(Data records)
################

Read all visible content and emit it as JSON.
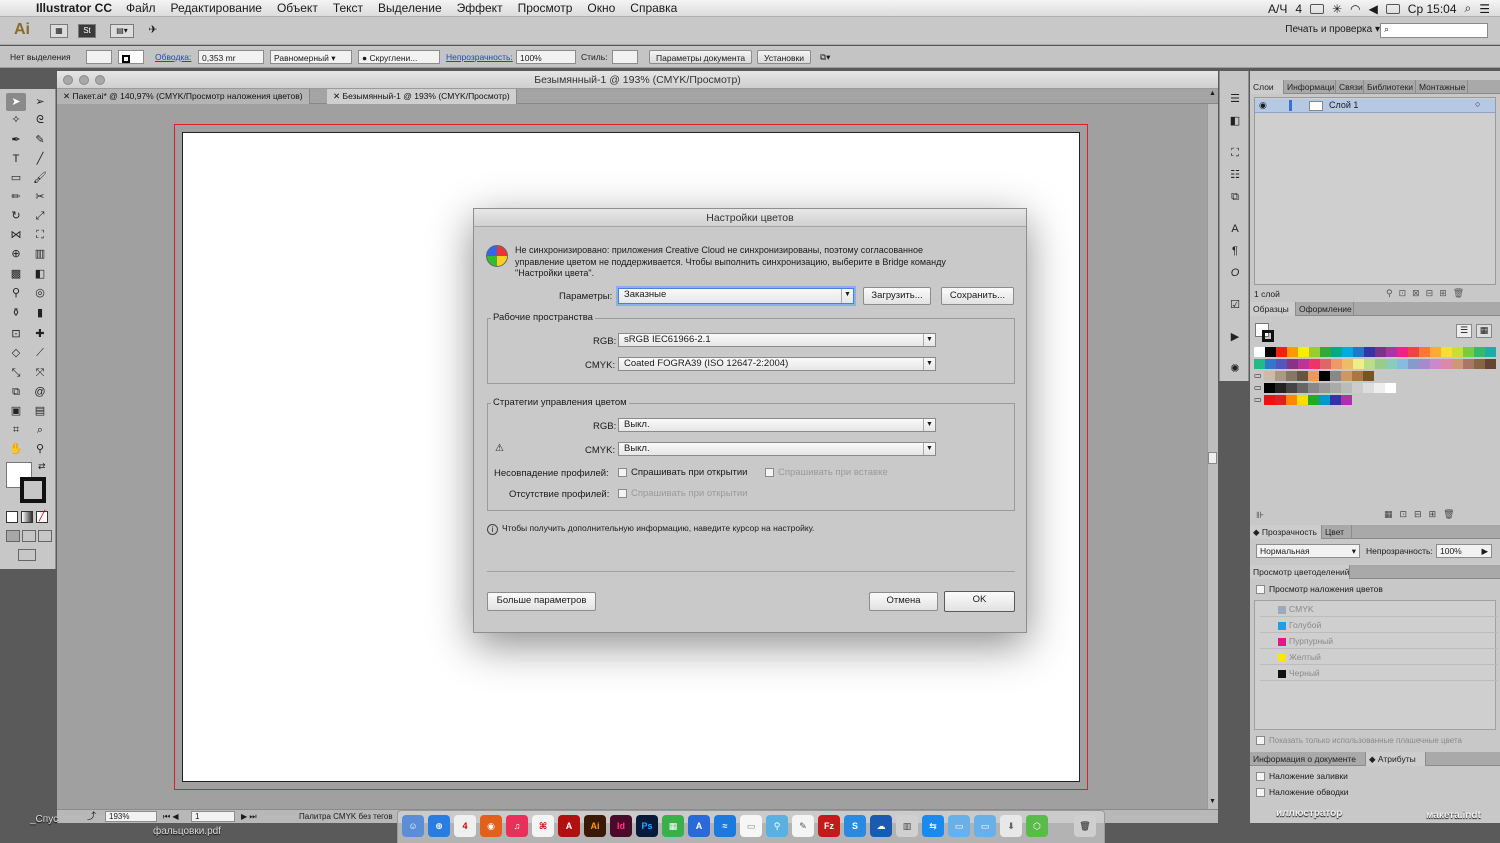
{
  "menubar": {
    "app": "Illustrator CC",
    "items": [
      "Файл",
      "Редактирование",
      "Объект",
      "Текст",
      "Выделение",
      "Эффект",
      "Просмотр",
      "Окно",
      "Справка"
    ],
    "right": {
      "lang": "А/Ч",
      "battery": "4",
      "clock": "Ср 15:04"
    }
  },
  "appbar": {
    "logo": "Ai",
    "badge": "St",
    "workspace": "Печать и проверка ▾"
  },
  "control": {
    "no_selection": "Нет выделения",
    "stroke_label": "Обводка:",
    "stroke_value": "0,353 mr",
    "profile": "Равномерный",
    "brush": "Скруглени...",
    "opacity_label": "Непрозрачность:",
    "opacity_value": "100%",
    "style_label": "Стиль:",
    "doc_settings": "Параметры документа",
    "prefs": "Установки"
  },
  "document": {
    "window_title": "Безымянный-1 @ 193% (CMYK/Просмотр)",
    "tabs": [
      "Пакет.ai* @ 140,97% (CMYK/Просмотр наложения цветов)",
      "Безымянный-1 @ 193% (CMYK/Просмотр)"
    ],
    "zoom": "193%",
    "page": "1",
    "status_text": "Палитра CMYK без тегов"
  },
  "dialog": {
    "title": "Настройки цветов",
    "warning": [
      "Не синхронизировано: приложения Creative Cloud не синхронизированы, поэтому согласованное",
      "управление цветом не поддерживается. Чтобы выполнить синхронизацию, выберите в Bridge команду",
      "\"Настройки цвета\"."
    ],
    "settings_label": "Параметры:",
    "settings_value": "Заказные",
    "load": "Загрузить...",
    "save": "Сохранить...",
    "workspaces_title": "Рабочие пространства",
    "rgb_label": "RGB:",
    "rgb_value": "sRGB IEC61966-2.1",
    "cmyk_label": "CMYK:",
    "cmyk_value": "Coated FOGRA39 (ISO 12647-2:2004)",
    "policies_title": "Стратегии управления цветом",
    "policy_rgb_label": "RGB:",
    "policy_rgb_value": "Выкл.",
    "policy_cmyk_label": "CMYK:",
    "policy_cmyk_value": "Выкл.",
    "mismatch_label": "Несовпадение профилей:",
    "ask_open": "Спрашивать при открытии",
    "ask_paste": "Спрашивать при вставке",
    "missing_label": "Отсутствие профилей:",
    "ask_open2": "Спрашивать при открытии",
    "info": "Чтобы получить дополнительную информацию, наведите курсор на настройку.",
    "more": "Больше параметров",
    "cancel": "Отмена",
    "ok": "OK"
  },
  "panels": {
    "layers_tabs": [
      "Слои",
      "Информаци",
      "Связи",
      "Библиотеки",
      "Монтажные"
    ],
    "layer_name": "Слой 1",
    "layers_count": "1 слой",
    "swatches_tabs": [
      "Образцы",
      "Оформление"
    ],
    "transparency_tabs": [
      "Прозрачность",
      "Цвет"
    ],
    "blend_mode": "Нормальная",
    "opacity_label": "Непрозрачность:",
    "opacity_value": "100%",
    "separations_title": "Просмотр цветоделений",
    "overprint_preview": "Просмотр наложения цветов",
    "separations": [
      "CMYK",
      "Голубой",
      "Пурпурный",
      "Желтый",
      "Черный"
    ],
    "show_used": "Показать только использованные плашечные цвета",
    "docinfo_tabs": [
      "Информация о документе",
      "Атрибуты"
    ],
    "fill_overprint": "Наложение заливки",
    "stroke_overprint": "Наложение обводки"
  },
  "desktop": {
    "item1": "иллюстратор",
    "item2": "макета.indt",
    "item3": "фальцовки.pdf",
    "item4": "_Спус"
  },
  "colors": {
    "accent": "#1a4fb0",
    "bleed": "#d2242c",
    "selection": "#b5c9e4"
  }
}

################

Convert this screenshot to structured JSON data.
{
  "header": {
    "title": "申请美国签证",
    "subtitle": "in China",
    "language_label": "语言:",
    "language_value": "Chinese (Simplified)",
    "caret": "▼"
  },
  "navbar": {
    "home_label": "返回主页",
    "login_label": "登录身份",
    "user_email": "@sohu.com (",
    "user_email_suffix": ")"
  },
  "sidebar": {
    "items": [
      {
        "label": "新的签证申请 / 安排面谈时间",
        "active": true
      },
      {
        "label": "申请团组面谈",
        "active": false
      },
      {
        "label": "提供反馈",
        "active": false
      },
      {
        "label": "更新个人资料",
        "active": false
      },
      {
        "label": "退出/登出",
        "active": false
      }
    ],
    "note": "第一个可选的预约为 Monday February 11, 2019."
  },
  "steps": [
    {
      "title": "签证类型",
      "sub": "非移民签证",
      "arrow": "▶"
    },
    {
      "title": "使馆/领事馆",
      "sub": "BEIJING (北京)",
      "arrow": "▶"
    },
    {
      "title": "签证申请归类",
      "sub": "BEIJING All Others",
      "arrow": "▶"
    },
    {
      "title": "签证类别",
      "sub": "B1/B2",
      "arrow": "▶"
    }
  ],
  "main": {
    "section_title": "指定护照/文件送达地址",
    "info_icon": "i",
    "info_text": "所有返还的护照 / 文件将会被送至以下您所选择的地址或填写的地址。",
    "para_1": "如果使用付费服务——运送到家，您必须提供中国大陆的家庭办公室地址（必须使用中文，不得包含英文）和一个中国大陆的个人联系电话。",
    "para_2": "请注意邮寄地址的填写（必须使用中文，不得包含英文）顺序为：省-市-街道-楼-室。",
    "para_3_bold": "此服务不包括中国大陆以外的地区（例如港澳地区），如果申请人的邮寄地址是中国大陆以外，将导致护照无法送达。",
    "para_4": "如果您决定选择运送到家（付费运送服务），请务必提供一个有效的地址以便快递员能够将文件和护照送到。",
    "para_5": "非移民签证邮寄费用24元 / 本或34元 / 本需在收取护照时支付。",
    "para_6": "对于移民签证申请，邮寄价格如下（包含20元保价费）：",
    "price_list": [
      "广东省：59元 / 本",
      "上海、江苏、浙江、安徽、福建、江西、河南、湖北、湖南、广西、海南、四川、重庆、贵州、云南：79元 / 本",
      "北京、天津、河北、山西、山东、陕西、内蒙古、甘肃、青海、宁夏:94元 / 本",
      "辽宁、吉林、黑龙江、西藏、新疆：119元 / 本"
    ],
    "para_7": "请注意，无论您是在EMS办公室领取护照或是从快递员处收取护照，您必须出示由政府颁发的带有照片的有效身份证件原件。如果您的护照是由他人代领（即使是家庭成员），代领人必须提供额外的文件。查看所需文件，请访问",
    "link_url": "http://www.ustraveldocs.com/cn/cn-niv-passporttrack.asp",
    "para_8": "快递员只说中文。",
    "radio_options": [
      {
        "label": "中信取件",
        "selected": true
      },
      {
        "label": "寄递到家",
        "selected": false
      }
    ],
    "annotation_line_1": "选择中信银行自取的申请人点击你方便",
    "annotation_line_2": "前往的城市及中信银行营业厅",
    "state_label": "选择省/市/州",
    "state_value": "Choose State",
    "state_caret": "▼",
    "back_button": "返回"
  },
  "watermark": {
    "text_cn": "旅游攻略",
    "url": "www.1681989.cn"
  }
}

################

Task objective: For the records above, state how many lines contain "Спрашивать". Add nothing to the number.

Task answer: 3